Meet the Pollinators
There are many different types of pollinators in Massachusetts—bees are best-known for their pollinating prowess, but other insects such as wasps, butterflies, moths, and some flies and beetles, as well as birds like hummingbirds, are important pollinators, too. Nectar-feeding bats also pollinate plants, but are not typically found in Massachusetts—our native bats are mostly insectivores.
Read more about pollinators and what you can do to help them on our website and enjoy these five photos of pollinators that you might spot hovering around the flowers in your neighborhood this summer.
Originally imported from Europe for their prized honey, beeswax, and pollination abilities, much of our honeybee population lives in beekeepers’ hives, and the rest build nests in tree cavities and in the eaves and walls of buildings.

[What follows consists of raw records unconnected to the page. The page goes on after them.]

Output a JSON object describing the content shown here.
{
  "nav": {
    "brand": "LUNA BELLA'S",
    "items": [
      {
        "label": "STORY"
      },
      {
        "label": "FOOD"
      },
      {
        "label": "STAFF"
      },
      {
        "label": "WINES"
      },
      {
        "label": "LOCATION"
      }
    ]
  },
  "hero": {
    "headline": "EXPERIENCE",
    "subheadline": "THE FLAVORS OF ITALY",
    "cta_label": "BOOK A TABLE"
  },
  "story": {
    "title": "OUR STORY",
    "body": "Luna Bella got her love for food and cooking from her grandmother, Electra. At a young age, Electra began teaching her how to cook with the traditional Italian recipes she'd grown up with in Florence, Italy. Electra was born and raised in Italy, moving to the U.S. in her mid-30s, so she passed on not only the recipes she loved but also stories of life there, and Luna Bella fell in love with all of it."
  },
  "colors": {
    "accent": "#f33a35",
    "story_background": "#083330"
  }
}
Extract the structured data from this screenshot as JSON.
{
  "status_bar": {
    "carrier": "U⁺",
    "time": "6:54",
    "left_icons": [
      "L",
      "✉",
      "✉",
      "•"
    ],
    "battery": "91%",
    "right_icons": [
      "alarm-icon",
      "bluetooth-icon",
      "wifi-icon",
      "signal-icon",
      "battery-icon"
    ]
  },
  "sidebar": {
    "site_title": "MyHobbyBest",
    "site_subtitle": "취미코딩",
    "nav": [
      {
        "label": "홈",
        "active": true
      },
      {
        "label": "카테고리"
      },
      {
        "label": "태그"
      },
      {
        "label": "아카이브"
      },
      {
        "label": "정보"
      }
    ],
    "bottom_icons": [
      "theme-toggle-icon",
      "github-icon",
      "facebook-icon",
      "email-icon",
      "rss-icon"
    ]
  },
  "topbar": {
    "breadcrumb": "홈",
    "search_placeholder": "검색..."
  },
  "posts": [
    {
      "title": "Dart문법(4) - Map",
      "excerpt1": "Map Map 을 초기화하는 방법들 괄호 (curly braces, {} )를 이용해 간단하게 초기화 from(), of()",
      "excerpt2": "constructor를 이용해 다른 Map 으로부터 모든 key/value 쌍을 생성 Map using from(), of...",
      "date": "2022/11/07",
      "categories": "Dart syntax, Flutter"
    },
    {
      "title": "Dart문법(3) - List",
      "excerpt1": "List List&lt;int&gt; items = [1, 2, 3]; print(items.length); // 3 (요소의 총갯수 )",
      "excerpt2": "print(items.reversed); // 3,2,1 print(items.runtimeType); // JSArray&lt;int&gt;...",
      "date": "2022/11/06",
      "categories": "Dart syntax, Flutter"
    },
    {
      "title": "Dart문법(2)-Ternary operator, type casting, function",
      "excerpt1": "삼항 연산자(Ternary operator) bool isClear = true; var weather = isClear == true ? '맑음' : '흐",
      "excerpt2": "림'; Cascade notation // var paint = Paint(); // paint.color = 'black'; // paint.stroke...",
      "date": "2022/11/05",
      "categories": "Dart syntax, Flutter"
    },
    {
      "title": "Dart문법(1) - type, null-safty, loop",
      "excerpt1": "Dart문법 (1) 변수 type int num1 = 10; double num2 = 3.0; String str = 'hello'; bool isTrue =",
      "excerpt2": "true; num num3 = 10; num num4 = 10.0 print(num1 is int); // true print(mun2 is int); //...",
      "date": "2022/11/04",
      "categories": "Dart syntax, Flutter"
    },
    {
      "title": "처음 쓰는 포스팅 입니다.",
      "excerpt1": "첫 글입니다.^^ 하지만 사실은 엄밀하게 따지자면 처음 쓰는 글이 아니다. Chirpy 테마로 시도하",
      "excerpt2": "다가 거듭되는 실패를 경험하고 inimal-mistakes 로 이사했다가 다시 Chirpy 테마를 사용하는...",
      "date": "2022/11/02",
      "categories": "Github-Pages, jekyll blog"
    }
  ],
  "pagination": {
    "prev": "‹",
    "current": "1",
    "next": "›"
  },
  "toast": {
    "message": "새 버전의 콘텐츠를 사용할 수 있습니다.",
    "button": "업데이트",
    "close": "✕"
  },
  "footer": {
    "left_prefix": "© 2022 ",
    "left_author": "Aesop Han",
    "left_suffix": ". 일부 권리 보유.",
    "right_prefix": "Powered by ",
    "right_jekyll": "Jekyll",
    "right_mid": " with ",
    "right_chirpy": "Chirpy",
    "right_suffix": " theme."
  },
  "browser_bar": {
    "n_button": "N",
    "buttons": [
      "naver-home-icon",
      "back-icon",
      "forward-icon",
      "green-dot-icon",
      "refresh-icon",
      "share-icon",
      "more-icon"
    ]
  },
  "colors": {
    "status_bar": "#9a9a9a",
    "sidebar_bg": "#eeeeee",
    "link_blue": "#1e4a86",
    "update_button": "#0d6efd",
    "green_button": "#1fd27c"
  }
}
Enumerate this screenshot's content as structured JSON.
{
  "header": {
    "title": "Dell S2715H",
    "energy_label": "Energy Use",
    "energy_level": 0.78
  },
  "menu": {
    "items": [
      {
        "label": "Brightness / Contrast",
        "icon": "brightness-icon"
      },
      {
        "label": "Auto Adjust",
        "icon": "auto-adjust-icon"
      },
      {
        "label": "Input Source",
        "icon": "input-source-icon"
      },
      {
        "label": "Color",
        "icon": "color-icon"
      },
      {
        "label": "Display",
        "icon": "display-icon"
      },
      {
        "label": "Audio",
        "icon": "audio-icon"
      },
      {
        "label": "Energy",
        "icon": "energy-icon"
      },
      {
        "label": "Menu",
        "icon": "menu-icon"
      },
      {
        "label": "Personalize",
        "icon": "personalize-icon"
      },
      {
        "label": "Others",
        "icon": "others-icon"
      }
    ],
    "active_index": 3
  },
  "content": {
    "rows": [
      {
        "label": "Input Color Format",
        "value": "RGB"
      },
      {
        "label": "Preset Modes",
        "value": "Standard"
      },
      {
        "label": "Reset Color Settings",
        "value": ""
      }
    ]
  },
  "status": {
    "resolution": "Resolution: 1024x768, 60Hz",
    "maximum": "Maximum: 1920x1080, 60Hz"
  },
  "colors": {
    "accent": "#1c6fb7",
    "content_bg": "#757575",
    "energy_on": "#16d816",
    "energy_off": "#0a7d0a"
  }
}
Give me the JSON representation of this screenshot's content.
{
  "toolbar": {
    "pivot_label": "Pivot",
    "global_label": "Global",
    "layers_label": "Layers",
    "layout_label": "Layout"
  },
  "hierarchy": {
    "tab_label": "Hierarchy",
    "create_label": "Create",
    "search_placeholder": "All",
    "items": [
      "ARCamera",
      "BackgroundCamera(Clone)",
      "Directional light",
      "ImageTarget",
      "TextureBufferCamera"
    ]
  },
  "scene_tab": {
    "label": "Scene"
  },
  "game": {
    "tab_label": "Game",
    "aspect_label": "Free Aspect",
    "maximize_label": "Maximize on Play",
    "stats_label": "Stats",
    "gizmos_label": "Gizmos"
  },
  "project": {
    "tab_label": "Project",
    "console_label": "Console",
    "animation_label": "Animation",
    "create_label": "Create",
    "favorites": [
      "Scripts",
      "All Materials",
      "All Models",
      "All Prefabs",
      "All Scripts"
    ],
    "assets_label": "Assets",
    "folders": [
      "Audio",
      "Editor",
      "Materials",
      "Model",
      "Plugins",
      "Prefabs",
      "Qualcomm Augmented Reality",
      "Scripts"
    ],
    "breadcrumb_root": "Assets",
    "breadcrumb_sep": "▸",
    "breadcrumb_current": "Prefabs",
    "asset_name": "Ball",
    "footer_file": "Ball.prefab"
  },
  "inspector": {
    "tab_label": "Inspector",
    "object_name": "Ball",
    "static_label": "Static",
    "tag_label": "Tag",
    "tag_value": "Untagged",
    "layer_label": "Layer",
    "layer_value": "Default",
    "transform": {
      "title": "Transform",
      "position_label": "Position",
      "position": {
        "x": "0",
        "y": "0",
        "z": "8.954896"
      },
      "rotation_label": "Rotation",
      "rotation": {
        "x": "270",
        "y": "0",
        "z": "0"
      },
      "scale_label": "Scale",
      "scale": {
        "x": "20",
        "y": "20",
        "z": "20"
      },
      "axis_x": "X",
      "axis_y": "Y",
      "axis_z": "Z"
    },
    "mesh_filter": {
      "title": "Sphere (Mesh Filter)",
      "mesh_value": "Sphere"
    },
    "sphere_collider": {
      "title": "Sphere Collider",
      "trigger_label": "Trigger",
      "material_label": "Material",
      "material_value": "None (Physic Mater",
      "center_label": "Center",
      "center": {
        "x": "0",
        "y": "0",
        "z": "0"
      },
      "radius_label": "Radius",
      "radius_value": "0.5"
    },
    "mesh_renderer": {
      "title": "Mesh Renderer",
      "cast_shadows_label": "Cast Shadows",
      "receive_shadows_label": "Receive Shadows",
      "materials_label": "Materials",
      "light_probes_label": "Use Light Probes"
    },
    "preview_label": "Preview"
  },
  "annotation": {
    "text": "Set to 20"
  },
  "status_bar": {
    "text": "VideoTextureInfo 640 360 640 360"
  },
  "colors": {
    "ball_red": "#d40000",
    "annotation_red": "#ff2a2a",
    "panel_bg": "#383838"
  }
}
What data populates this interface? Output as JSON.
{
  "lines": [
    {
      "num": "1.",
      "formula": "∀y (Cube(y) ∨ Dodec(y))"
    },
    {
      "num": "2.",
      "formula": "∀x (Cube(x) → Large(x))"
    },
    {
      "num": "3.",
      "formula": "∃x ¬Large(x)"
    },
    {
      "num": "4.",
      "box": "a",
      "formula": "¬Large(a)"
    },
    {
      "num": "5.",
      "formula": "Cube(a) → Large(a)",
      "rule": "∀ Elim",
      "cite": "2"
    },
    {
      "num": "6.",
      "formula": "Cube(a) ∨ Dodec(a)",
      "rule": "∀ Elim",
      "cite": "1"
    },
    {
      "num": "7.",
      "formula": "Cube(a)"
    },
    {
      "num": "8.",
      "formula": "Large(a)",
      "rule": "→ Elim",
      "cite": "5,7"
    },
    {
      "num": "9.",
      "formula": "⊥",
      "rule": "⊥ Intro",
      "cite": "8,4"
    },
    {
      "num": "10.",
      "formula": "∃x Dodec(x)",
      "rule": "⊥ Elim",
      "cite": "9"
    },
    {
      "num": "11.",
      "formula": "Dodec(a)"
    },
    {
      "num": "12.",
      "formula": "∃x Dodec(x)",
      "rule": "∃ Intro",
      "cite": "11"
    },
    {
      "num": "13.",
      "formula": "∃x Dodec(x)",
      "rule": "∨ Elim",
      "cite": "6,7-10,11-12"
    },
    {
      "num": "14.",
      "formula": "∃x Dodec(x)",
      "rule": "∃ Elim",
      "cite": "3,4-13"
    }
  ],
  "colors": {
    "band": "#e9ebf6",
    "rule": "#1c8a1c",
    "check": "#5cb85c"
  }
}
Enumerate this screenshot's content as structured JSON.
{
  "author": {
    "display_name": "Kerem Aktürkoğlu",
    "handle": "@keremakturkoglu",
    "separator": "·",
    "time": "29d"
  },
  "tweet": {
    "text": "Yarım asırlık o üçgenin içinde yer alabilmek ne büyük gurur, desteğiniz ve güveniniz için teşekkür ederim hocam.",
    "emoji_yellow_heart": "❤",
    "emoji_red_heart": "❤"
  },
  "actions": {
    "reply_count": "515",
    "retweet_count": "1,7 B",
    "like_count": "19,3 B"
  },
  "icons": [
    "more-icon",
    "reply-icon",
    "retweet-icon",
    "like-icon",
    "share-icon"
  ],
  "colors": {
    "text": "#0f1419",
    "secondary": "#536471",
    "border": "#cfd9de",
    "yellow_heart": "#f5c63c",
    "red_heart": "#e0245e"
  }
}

Each hive consists of a queen (who lays the eggs), female workers (who gather food and maintain the nest), and male drones (who mate with new queens).
You may see a swarm on a tree trunk or an exterior wall of a building. There’s no reason for alarm—the swarm will move on until it finds a new nesting spot. Stay indoors and watch this fascinating behavior from a window.
Bees provide invaluable services to ecosystems and sustain our food production systems, so it’s important for people to coexist with them. Be aware that if a swarm enters a building or nests in a location that conflicts with people, pest-control companies will not remove it. However, local beekeepers will usually be happy to collect it. For a list of beekeepers, contact your local pest-control company.
Here are five photos of helpful honeybees at work. Visit our website to learn more about Bees & Wasps or to find an upcoming program on Bees & Beekeeping to learn about bees, honey, and gardening for pollinators at one of our wildlife sanctuaries.